## Input for this task

────────────────────

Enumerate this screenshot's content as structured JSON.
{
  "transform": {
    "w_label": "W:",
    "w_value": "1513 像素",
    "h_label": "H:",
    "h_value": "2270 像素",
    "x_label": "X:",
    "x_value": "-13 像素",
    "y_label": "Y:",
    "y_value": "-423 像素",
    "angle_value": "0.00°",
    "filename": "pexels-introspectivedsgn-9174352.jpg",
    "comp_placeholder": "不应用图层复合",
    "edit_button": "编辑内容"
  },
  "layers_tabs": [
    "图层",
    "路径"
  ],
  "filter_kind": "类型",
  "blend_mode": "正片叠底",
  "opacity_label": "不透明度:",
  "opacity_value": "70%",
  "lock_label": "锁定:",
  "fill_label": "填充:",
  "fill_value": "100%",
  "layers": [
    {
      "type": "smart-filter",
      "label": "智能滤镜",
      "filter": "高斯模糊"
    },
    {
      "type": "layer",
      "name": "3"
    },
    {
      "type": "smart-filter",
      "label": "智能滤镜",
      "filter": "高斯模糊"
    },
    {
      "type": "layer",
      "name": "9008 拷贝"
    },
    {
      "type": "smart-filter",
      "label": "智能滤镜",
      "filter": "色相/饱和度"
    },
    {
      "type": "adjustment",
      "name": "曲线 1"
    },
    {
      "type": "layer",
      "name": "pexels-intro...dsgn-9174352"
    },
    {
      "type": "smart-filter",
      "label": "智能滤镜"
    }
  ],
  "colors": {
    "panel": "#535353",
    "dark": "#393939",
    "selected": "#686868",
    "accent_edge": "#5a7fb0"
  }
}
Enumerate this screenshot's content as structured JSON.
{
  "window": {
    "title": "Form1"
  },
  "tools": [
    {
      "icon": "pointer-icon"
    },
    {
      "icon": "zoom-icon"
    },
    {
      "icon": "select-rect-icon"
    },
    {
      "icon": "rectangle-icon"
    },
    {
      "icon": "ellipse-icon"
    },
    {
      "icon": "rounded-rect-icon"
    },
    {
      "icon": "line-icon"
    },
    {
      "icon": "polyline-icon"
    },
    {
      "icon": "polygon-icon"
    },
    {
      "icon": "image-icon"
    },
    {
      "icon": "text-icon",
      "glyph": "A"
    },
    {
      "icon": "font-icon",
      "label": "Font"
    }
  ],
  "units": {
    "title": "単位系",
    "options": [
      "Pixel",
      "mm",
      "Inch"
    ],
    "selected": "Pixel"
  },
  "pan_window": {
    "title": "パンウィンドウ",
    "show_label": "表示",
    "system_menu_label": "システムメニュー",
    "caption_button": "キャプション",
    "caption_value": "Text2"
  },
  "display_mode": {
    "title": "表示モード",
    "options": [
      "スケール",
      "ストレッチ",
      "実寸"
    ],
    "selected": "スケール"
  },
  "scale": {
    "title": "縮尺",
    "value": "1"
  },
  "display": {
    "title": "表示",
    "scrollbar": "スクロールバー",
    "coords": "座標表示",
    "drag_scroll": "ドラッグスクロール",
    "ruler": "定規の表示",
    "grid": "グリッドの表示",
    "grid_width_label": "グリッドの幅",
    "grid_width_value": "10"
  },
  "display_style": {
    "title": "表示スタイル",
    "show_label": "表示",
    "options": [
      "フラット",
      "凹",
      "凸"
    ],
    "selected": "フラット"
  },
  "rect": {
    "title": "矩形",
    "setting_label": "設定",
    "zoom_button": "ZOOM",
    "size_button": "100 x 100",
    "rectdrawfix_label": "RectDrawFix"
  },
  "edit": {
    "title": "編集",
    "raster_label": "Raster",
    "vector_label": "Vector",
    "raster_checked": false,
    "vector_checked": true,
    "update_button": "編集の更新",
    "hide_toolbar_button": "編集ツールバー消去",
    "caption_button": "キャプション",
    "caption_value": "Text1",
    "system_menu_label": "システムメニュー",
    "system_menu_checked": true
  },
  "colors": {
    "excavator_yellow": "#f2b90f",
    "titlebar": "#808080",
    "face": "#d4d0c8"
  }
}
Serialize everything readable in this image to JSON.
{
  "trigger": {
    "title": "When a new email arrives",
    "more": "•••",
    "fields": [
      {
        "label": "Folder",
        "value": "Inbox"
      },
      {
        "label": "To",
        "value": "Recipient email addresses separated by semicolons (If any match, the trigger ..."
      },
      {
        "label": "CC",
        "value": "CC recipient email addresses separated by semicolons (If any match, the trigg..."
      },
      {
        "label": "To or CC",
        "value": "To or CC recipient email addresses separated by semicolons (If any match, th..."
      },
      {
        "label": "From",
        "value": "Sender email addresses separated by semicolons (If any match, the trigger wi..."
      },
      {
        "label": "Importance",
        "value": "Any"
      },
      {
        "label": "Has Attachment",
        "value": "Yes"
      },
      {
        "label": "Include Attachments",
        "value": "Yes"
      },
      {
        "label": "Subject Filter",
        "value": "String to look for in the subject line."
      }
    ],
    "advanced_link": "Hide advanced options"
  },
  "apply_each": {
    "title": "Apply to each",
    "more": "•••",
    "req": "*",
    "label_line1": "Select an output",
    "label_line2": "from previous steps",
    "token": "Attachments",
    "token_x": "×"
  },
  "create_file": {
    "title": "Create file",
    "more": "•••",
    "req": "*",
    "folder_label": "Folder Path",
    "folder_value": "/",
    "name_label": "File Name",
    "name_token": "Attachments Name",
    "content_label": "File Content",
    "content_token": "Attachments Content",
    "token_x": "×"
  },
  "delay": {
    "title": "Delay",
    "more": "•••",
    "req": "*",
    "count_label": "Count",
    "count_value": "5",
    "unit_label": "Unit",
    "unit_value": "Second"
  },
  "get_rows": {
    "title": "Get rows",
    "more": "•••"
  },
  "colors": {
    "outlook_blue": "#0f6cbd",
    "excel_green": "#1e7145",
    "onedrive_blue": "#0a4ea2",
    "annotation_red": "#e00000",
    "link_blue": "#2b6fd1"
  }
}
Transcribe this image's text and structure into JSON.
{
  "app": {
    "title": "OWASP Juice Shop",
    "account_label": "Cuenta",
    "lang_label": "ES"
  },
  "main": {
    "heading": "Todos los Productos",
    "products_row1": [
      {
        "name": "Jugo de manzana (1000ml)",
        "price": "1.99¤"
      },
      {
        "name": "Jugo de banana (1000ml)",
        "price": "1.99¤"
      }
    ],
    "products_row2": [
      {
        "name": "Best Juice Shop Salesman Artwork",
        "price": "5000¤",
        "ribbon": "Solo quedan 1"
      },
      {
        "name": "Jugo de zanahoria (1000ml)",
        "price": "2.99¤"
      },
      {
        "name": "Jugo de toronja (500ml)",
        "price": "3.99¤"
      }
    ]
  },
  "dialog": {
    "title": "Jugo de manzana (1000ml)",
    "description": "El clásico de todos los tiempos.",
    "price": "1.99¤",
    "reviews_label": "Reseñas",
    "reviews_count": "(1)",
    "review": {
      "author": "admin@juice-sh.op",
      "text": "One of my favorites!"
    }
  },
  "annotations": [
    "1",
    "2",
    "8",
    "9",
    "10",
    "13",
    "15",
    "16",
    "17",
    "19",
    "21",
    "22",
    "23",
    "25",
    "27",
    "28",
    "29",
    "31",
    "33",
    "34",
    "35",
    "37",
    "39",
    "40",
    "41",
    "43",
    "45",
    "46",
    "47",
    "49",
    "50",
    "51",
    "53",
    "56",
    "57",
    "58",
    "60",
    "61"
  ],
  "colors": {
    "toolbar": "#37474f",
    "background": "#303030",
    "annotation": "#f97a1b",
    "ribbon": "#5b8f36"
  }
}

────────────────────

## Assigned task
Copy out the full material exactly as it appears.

## Answer to this task
Enumerate this screenshot's content as structured JSON.
{
  "transform": {
    "w_label": "W:",
    "w_value": "1513 像素",
    "h_label": "H:",
    "h_value": "2270 像素",
    "x_label": "X:",
    "x_value": "-13 像素",
    "y_label": "Y:",
    "y_value": "-423 像素",
    "angle_value": "0.00°",
    "filename": "pexels-introspectivedsgn-9174352.jpg",
    "comp_placeholder": "不应用图层复合",
    "edit_button": "编辑内容"
  },
  "layers_tabs": [
    "图层",
    "路径"
  ],
  "filter_kind": "类型",
  "blend_mode": "正片叠底",
  "opacity_label": "不透明度:",
  "opacity_value": "70%",
  "lock_label": "锁定:",
  "fill_label": "填充:",
  "fill_value": "100%",
  "layers": [
    {
      "type": "smart-filter",
      "label": "智能滤镜",
      "filter": "高斯模糊"
    },
    {
      "type": "layer",
      "name": "3"
    },
    {
      "type": "smart-filter",
      "label": "智能滤镜",
      "filter": "高斯模糊"
    },
    {
      "type": "layer",
      "name": "9008 拷贝"
    },
    {
      "type": "smart-filter",
      "label": "智能滤镜",
      "filter": "色相/饱和度"
    },
    {
      "type": "adjustment",
      "name": "曲线 1"
    },
    {
      "type": "layer",
      "name": "pexels-intro...dsgn-9174352"
    },
    {
      "type": "smart-filter",
      "label": "智能滤镜"
    }
  ],
  "colors": {
    "panel": "#535353",
    "dark": "#393939",
    "selected": "#686868",
    "accent_edge": "#5a7fb0"
  }
}
Enumerate this screenshot's content as structured JSON.
{
  "window": {
    "title": "Form1"
  },
  "tools": [
    {
      "icon": "pointer-icon"
    },
    {
      "icon": "zoom-icon"
    },
    {
      "icon": "select-rect-icon"
    },
    {
      "icon": "rectangle-icon"
    },
    {
      "icon": "ellipse-icon"
    },
    {
      "icon": "rounded-rect-icon"
    },
    {
      "icon": "line-icon"
    },
    {
      "icon": "polyline-icon"
    },
    {
      "icon": "polygon-icon"
    },
    {
      "icon": "image-icon"
    },
    {
      "icon": "text-icon",
      "glyph": "A"
    },
    {
      "icon": "font-icon",
      "label": "Font"
    }
  ],
  "units": {
    "title": "単位系",
    "options": [
      "Pixel",
      "mm",
      "Inch"
    ],
    "selected": "Pixel"
  },
  "pan_window": {
    "title": "パンウィンドウ",
    "show_label": "表示",
    "system_menu_label": "システムメニュー",
    "caption_button": "キャプション",
    "caption_value": "Text2"
  },
  "display_mode": {
    "title": "表示モード",
    "options": [
      "スケール",
      "ストレッチ",
      "実寸"
    ],
    "selected": "スケール"
  },
  "scale": {
    "title": "縮尺",
    "value": "1"
  },
  "display": {
    "title": "表示",
    "scrollbar": "スクロールバー",
    "coords": "座標表示",
    "drag_scroll": "ドラッグスクロール",
    "ruler": "定規の表示",
    "grid": "グリッドの表示",
    "grid_width_label": "グリッドの幅",
    "grid_width_value": "10"
  },
  "display_style": {
    "title": "表示スタイル",
    "show_label": "表示",
    "options": [
      "フラット",
      "凹",
      "凸"
    ],
    "selected": "フラット"
  },
  "rect": {
    "title": "矩形",
    "setting_label": "設定",
    "zoom_button": "ZOOM",
    "size_button": "100 x 100",
    "rectdrawfix_label": "RectDrawFix"
  },
  "edit": {
    "title": "編集",
    "raster_label": "Raster",
    "vector_label": "Vector",
    "raster_checked": false,
    "vector_checked": true,
    "update_button": "編集の更新",
    "hide_toolbar_button": "編集ツールバー消去",
    "caption_button": "キャプション",
    "caption_value": "Text1",
    "system_menu_label": "システムメニュー",
    "system_menu_checked": true
  },
  "colors": {
    "excavator_yellow": "#f2b90f",
    "titlebar": "#808080",
    "face": "#d4d0c8"
  }
}
Serialize everything readable in this image to JSON.
{
  "trigger": {
    "title": "When a new email arrives",
    "more": "•••",
    "fields": [
      {
        "label": "Folder",
        "value": "Inbox"
      },
      {
        "label": "To",
        "value": "Recipient email addresses separated by semicolons (If any match, the trigger ..."
      },
      {
        "label": "CC",
        "value": "CC recipient email addresses separated by semicolons (If any match, the trigg..."
      },
      {
        "label": "To or CC",
        "value": "To or CC recipient email addresses separated by semicolons (If any match, th..."
      },
      {
        "label": "From",
        "value": "Sender email addresses separated by semicolons (If any match, the trigger wi..."
      },
      {
        "label": "Importance",
        "value": "Any"
      },
      {
        "label": "Has Attachment",
        "value": "Yes"
      },
      {
        "label": "Include Attachments",
        "value": "Yes"
      },
      {
        "label": "Subject Filter",
        "value": "String to look for in the subject line."
      }
    ],
    "advanced_link": "Hide advanced options"
  },
  "apply_each": {
    "title": "Apply to each",
    "more": "•••",
    "req": "*",
    "label_line1": "Select an output",
    "label_line2": "from previous steps",
    "token": "Attachments",
    "token_x": "×"
  },
  "create_file": {
    "title": "Create file",
    "more": "•••",
    "req": "*",
    "folder_label": "Folder Path",
    "folder_value": "/",
    "name_label": "File Name",
    "name_token": "Attachments Name",
    "content_label": "File Content",
    "content_token": "Attachments Content",
    "token_x": "×"
  },
  "delay": {
    "title": "Delay",
    "more": "•••",
    "req": "*",
    "count_label": "Count",
    "count_value": "5",
    "unit_label": "Unit",
    "unit_value": "Second"
  },
  "get_rows": {
    "title": "Get rows",
    "more": "•••"
  },
  "colors": {
    "outlook_blue": "#0f6cbd",
    "excel_green": "#1e7145",
    "onedrive_blue": "#0a4ea2",
    "annotation_red": "#e00000",
    "link_blue": "#2b6fd1"
  }
}
Transcribe this image's text and structure into JSON.
{
  "app": {
    "title": "OWASP Juice Shop",
    "account_label": "Cuenta",
    "lang_label": "ES"
  },
  "main": {
    "heading": "Todos los Productos",
    "products_row1": [
      {
        "name": "Jugo de manzana (1000ml)",
        "price": "1.99¤"
      },
      {
        "name": "Jugo de banana (1000ml)",
        "price": "1.99¤"
      }
    ],
    "products_row2": [
      {
        "name": "Best Juice Shop Salesman Artwork",
        "price": "5000¤",
        "ribbon": "Solo quedan 1"
      },
      {
        "name": "Jugo de zanahoria (1000ml)",
        "price": "2.99¤"
      },
      {
        "name": "Jugo de toronja (500ml)",
        "price": "3.99¤"
      }
    ]
  },
  "dialog": {
    "title": "Jugo de manzana (1000ml)",
    "description": "El clásico de todos los tiempos.",
    "price": "1.99¤",
    "reviews_label": "Reseñas",
    "reviews_count": "(1)",
    "review": {
      "author": "admin@juice-sh.op",
      "text": "One of my favorites!"
    }
  },
  "annotations": [
    "1",
    "2",
    "8",
    "9",
    "10",
    "13",
    "15",
    "16",
    "17",
    "19",
    "21",
    "22",
    "23",
    "25",
    "27",
    "28",
    "29",
    "31",
    "33",
    "34",
    "35",
    "37",
    "39",
    "40",
    "41",
    "43",
    "45",
    "46",
    "47",
    "49",
    "50",
    "51",
    "53",
    "56",
    "57",
    "58",
    "60",
    "61"
  ],
  "colors": {
    "toolbar": "#37474f",
    "background": "#303030",
    "annotation": "#f97a1b",
    "ribbon": "#5b8f36"
  }
}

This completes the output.